■ Required work
If a line in the records below contains the word "CoMMunity", return that line.

Website and app data records:

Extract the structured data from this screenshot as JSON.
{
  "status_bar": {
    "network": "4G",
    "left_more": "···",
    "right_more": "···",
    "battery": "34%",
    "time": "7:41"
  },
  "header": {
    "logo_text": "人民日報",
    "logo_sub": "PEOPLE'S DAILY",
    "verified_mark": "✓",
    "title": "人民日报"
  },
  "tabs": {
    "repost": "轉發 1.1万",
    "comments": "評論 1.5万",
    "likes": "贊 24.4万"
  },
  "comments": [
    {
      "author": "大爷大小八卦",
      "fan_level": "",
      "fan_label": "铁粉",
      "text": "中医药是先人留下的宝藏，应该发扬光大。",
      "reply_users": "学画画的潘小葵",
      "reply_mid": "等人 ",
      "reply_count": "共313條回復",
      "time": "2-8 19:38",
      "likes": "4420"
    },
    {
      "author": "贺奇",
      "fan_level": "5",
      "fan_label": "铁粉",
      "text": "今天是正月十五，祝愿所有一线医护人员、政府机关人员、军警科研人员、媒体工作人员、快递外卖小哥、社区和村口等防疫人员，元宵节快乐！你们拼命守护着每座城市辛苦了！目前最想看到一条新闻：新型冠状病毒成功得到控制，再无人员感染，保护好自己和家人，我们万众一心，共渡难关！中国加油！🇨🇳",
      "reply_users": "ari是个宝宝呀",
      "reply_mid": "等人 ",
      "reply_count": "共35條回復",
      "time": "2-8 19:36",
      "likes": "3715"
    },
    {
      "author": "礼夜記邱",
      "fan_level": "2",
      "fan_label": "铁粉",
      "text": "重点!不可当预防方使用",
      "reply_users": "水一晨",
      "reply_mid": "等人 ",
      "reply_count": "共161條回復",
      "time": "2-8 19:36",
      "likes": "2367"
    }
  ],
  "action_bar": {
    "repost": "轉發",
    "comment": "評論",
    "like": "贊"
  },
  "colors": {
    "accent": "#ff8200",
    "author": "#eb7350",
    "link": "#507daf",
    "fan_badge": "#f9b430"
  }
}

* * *

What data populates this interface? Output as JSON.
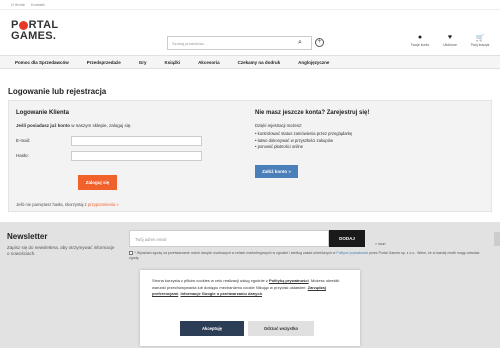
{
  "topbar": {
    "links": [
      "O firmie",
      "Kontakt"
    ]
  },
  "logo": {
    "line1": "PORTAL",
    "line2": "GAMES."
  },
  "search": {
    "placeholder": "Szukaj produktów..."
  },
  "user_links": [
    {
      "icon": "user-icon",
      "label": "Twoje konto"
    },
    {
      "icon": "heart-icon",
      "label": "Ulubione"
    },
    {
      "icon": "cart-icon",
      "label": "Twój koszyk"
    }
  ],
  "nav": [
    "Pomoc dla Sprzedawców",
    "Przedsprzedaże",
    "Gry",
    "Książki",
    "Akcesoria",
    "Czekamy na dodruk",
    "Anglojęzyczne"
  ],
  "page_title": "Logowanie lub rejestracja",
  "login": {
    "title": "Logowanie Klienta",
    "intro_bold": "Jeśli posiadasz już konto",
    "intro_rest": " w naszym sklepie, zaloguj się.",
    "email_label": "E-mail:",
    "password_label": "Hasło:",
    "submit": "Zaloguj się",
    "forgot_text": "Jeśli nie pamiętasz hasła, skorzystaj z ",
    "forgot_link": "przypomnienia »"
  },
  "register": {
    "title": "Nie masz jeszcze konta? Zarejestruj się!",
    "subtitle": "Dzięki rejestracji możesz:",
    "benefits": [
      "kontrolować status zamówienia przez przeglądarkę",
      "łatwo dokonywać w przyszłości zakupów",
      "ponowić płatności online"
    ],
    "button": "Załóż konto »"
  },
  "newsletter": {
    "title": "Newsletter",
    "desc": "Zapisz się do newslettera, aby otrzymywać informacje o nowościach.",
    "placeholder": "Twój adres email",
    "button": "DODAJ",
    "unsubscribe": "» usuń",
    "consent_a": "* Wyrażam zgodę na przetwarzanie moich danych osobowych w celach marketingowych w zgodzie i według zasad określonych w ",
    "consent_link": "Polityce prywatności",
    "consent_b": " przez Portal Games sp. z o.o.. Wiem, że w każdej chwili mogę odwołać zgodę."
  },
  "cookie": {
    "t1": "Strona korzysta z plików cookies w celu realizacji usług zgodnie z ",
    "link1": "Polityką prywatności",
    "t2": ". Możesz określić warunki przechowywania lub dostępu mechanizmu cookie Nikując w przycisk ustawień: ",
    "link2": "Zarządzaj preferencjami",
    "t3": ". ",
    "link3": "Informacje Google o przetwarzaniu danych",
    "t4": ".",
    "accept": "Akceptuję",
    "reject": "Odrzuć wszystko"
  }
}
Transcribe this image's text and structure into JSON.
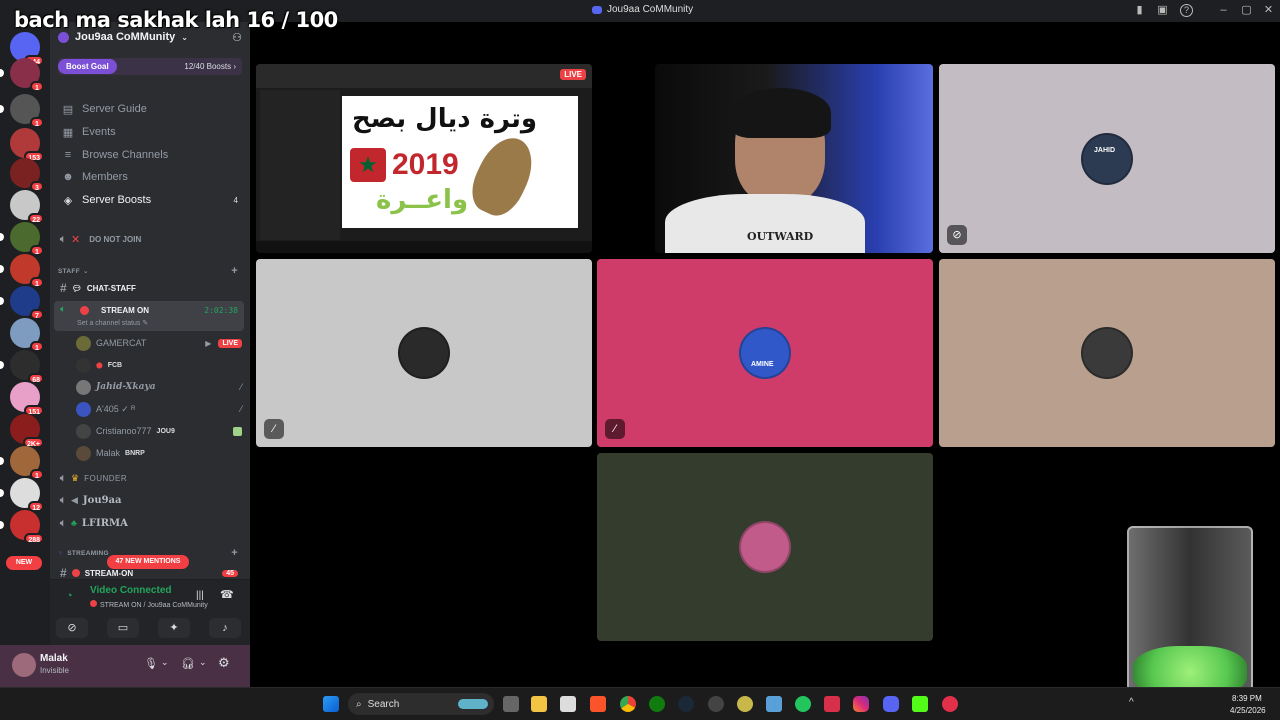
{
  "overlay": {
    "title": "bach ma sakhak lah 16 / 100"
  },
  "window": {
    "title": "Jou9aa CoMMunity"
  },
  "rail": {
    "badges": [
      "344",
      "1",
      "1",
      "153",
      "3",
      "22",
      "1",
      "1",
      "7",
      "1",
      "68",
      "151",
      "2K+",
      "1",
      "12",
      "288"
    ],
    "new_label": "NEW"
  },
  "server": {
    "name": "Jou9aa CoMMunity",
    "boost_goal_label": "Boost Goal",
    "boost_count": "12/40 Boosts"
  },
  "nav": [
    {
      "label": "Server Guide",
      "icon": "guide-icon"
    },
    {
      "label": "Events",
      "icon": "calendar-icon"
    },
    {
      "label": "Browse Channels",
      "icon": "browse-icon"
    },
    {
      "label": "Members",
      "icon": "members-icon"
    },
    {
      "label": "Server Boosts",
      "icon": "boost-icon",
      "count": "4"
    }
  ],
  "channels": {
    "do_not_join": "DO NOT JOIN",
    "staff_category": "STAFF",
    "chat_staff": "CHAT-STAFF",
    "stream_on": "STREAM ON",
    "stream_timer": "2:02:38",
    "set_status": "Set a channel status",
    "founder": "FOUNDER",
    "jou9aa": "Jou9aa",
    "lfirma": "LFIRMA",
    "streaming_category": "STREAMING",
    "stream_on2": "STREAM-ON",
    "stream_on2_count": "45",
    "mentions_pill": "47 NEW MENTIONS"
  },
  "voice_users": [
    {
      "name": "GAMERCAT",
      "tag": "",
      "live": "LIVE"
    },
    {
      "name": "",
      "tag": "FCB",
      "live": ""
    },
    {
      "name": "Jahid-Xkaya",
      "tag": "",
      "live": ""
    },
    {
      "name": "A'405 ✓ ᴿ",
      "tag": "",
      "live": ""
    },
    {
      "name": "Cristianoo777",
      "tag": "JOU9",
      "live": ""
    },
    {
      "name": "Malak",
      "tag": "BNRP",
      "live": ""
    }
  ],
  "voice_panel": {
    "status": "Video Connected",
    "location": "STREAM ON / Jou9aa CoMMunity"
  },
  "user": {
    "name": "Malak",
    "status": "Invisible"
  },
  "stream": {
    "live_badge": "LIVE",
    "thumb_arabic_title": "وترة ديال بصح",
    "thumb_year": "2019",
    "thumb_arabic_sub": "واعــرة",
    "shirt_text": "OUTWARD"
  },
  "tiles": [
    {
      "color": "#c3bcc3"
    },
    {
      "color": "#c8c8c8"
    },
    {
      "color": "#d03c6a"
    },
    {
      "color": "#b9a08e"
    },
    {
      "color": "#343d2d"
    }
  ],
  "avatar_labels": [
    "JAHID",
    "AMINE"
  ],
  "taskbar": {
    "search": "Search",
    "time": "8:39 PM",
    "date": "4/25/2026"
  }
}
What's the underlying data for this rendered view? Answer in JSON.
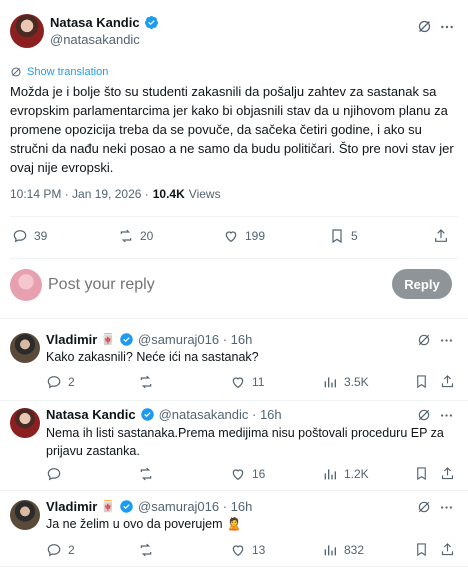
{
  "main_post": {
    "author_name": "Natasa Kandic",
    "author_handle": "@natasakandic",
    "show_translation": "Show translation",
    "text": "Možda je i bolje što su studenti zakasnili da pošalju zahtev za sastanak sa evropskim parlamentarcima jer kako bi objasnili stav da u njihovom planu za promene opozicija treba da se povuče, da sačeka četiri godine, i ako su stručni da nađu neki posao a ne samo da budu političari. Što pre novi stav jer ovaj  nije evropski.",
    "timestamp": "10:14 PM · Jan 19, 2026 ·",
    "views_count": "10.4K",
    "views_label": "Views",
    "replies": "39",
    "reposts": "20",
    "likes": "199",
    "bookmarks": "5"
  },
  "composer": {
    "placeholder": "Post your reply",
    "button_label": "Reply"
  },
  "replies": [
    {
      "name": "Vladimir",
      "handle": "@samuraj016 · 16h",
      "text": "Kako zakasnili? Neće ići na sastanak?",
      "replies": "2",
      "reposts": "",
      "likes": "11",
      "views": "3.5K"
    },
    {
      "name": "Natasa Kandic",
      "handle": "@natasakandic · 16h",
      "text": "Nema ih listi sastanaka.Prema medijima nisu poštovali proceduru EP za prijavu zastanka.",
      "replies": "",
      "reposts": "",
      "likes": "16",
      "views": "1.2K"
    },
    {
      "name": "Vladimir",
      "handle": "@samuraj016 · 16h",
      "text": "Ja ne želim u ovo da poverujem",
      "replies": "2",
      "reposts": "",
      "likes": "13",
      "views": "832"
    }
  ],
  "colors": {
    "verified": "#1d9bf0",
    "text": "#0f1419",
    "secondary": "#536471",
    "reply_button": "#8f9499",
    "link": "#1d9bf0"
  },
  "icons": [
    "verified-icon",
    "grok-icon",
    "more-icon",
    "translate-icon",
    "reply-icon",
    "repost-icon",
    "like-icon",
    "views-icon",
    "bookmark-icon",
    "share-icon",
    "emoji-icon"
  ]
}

■ Solution to the problem
    "title": "Jou9aa CoMMunity"
    "name": "Jou9aa CoMMunity",
    "location": "STREAM ON / Jou9aa CoMMunity"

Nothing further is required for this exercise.